**What you will do**.
In the records below, how many lines hold the string "initials"? Give only the number.

**Dataset records**.
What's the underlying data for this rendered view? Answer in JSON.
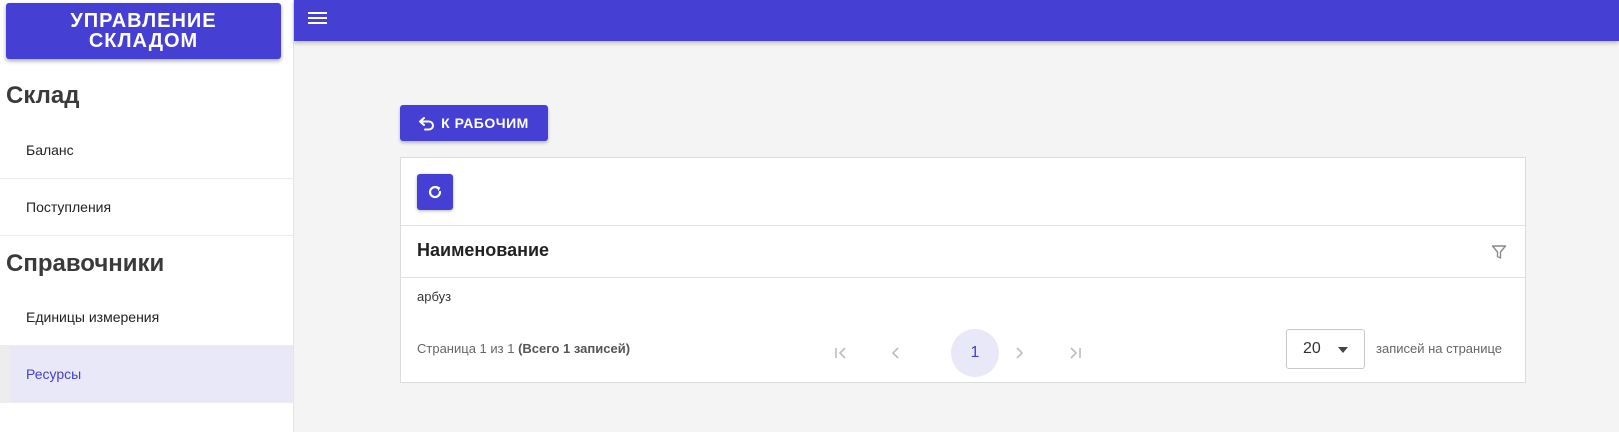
{
  "sidebar": {
    "brand": "УПРАВЛЕНИЕ СКЛАДОМ",
    "sections": [
      {
        "title": "Склад",
        "items": [
          "Баланс",
          "Поступления"
        ]
      },
      {
        "title": "Справочники",
        "items": [
          "Единицы измерения",
          "Ресурсы"
        ]
      }
    ],
    "active_item": "Ресурсы"
  },
  "topbar": {
    "menu_icon": "hamburger-menu-icon"
  },
  "actions": {
    "back_label": "К РАБОЧИМ",
    "back_icon": "undo-icon",
    "refresh_icon": "refresh-icon"
  },
  "table": {
    "columns": [
      "Наименование"
    ],
    "filter_icon": "filter-icon",
    "rows": [
      [
        "арбуз"
      ]
    ]
  },
  "paginator": {
    "report_prefix": "Страница 1 из 1",
    "report_total": "(Всего 1 записей)",
    "current_page": "1",
    "rows_per_page": "20",
    "rows_label": "записей на странице"
  },
  "colors": {
    "accent": "#4540d3",
    "active_bg": "#e9e8f8",
    "background": "#f4f4f4"
  }
}
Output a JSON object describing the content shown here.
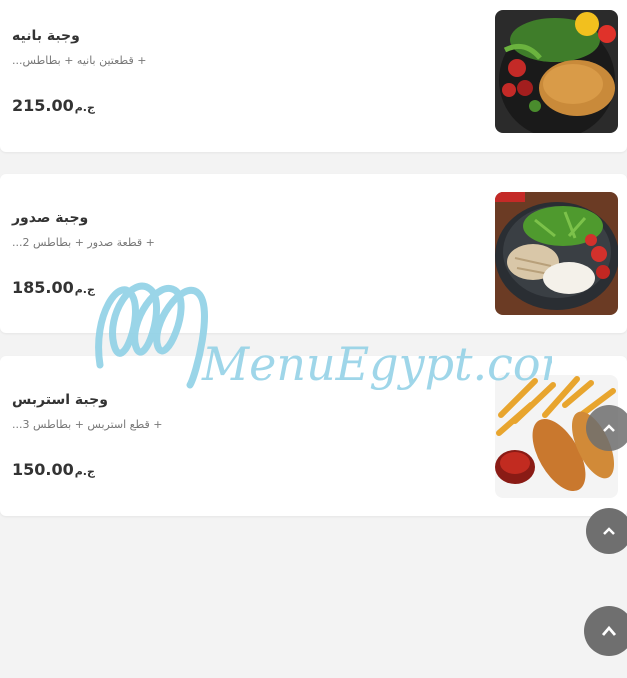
{
  "currency": "ج.م",
  "items": [
    {
      "title": "وجبة بانيه",
      "desc": "+ قطعتين بانيه + بطاطس...",
      "price": "215.00",
      "image_icon": "chicken-panne-plate-image"
    },
    {
      "title": "وجبة صدور",
      "desc": "+ قطعة صدور + بطاطس 2...",
      "price": "185.00",
      "image_icon": "grilled-chicken-rice-bowl-image"
    },
    {
      "title": "وجبة استربس",
      "desc": "+ قطع استربس + بطاطس 3...",
      "price": "150.00",
      "image_icon": "chicken-strips-fries-image"
    }
  ],
  "watermark": "MenuEgypt.com",
  "colors": {
    "background": "#f3f3f3",
    "card": "#ffffff",
    "watermark": "#8fd0e6",
    "scroll_button": "#6f6f6f"
  },
  "scroll_top_icon": "chevron-up-icon"
}
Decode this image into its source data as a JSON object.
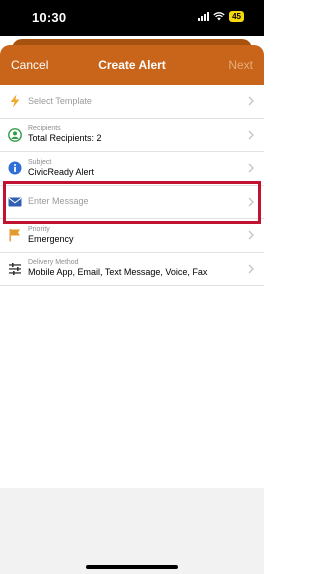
{
  "status_bar": {
    "time": "10:30",
    "battery": "45",
    "battery_color": "#f5d90a"
  },
  "nav": {
    "cancel_label": "Cancel",
    "title": "Create Alert",
    "next_label": "Next",
    "color": "#c8651a"
  },
  "rows": [
    {
      "icon": "lightning-icon",
      "caption": "",
      "value": "",
      "placeholder": "Select Template"
    },
    {
      "icon": "recipients-icon",
      "caption": "Recipients",
      "value": "Total Recipients: 2",
      "placeholder": ""
    },
    {
      "icon": "info-icon",
      "caption": "Subject",
      "value": "CivicReady Alert",
      "placeholder": ""
    },
    {
      "icon": "envelope-icon",
      "caption": "",
      "value": "",
      "placeholder": "Enter Message"
    },
    {
      "icon": "flag-icon",
      "caption": "Priority",
      "value": "Emergency",
      "placeholder": ""
    },
    {
      "icon": "sliders-icon",
      "caption": "Delivery Method",
      "value": "Mobile App, Email, Text Message, Voice, Fax",
      "placeholder": ""
    }
  ],
  "highlight_color": "#c1122f"
}
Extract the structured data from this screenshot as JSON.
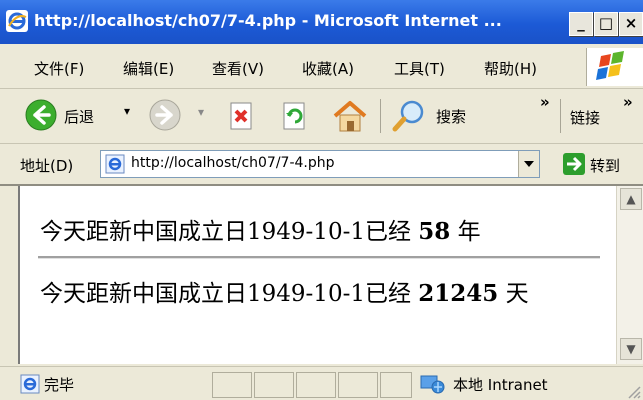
{
  "window": {
    "title": "http://localhost/ch07/7-4.php - Microsoft Internet ...",
    "controls": {
      "minimize": "_",
      "maximize": "□",
      "close": "×"
    }
  },
  "menu": {
    "items": [
      "文件(F)",
      "编辑(E)",
      "查看(V)",
      "收藏(A)",
      "工具(T)",
      "帮助(H)"
    ]
  },
  "toolbar": {
    "back_label": "后退",
    "search_label": "搜索",
    "links_label": "链接",
    "chevron": "»"
  },
  "address": {
    "label": "地址(D)",
    "value": "http://localhost/ch07/7-4.php",
    "go_label": "转到"
  },
  "content": {
    "line1": {
      "prefix": "今天距新中国成立日",
      "date": "1949-10-1",
      "mid": "已经",
      "value": "58",
      "unit": "年"
    },
    "line2": {
      "prefix": "今天距新中国成立日",
      "date": "1949-10-1",
      "mid": "已经",
      "value": "21245",
      "unit": "天"
    }
  },
  "status": {
    "text": "完毕",
    "zone": "本地 Intranet"
  },
  "colors": {
    "titlebar": "#1c5ad6",
    "chrome": "#ece9d8",
    "back_icon": "#3cae2e",
    "go_icon": "#2d9e2d"
  },
  "icons": [
    "ie-page-icon",
    "windows-logo-icon",
    "back-icon",
    "forward-icon",
    "stop-icon",
    "refresh-icon",
    "home-icon",
    "search-icon",
    "go-icon",
    "status-page-icon",
    "intranet-icon"
  ]
}
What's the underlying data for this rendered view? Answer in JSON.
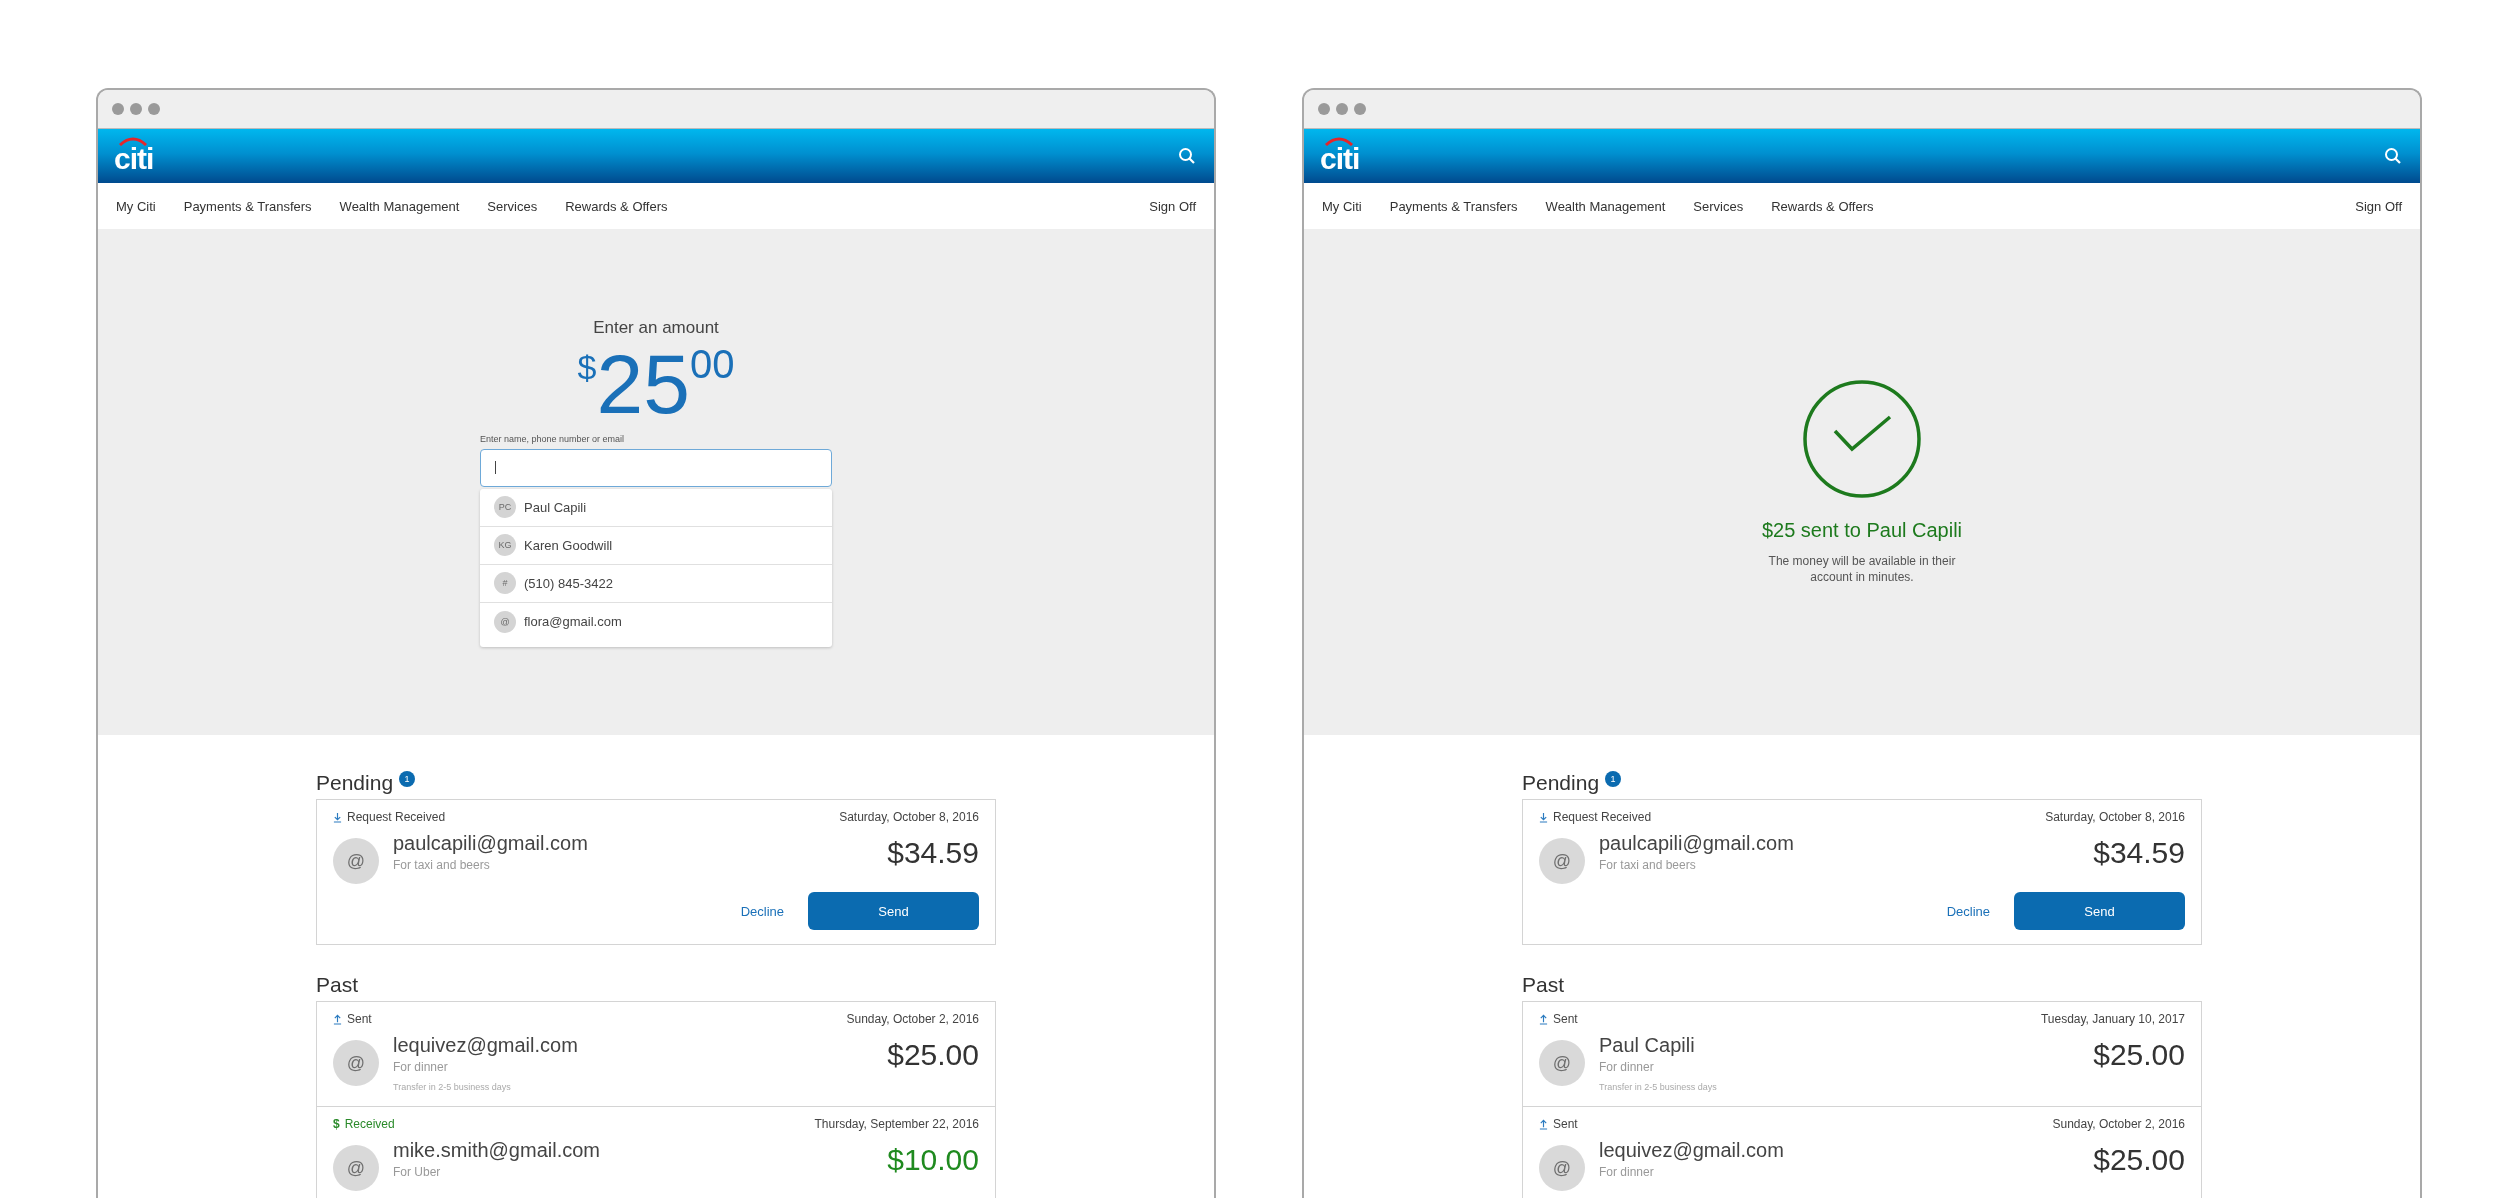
{
  "windows": [
    {
      "header": {
        "logo": "citi",
        "nav": [
          "My Citi",
          "Payments & Transfers",
          "Wealth Management",
          "Services",
          "Rewards & Offers"
        ],
        "sign_off": "Sign Off"
      },
      "hero": {
        "kind": "amount_entry",
        "prompt": "Enter an amount",
        "currency": "$",
        "whole": "25",
        "cents": "00",
        "field": {
          "label": "Enter name, phone number or email",
          "focused": true
        },
        "suggestions": [
          {
            "initials": "PC",
            "label": "Paul Capili"
          },
          {
            "initials": "KG",
            "label": "Karen Goodwill"
          },
          {
            "initials": "#",
            "label": "(510) 845-3422"
          },
          {
            "initials": "@",
            "label": "flora@gmail.com"
          }
        ]
      },
      "pending": {
        "title": "Pending",
        "badge": "1",
        "items": [
          {
            "kind": "request",
            "type_label": "Request Received",
            "date": "Saturday, October 8, 2016",
            "avatar": "@",
            "name": "paulcapili@gmail.com",
            "memo": "For taxi and beers",
            "amount": "$34.59",
            "decline": "Decline",
            "send": "Send"
          }
        ]
      },
      "past": {
        "title": "Past",
        "items": [
          {
            "kind": "sent",
            "type_label": "Sent",
            "date": "Sunday, October 2, 2016",
            "avatar": "@",
            "name": "lequivez@gmail.com",
            "memo": "For dinner",
            "note": "Transfer in 2-5 business days",
            "amount": "$25.00"
          },
          {
            "kind": "received",
            "glyph": "$",
            "type_label": "Received",
            "date": "Thursday, September 22, 2016",
            "avatar": "@",
            "name": "mike.smith@gmail.com",
            "memo": "For Uber",
            "amount": "$10.00"
          }
        ]
      }
    },
    {
      "header": {
        "logo": "citi",
        "nav": [
          "My Citi",
          "Payments & Transfers",
          "Wealth Management",
          "Services",
          "Rewards & Offers"
        ],
        "sign_off": "Sign Off"
      },
      "hero": {
        "kind": "confirmation",
        "message": "$25 sent to Paul Capili",
        "note": "The money will be available in their account in minutes."
      },
      "pending": {
        "title": "Pending",
        "badge": "1",
        "items": [
          {
            "kind": "request",
            "type_label": "Request Received",
            "date": "Saturday, October 8, 2016",
            "avatar": "@",
            "name": "paulcapili@gmail.com",
            "memo": "For taxi and beers",
            "amount": "$34.59",
            "decline": "Decline",
            "send": "Send"
          }
        ]
      },
      "past": {
        "title": "Past",
        "items": [
          {
            "kind": "sent",
            "type_label": "Sent",
            "date": "Tuesday, January 10, 2017",
            "avatar": "@",
            "name": "Paul Capili",
            "memo": "For dinner",
            "note": "Transfer in 2-5 business days",
            "amount": "$25.00"
          },
          {
            "kind": "sent",
            "type_label": "Sent",
            "date": "Sunday, October 2, 2016",
            "avatar": "@",
            "name": "lequivez@gmail.com",
            "memo": "For dinner",
            "amount": "$25.00"
          }
        ]
      }
    }
  ]
}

**Final answer**.
4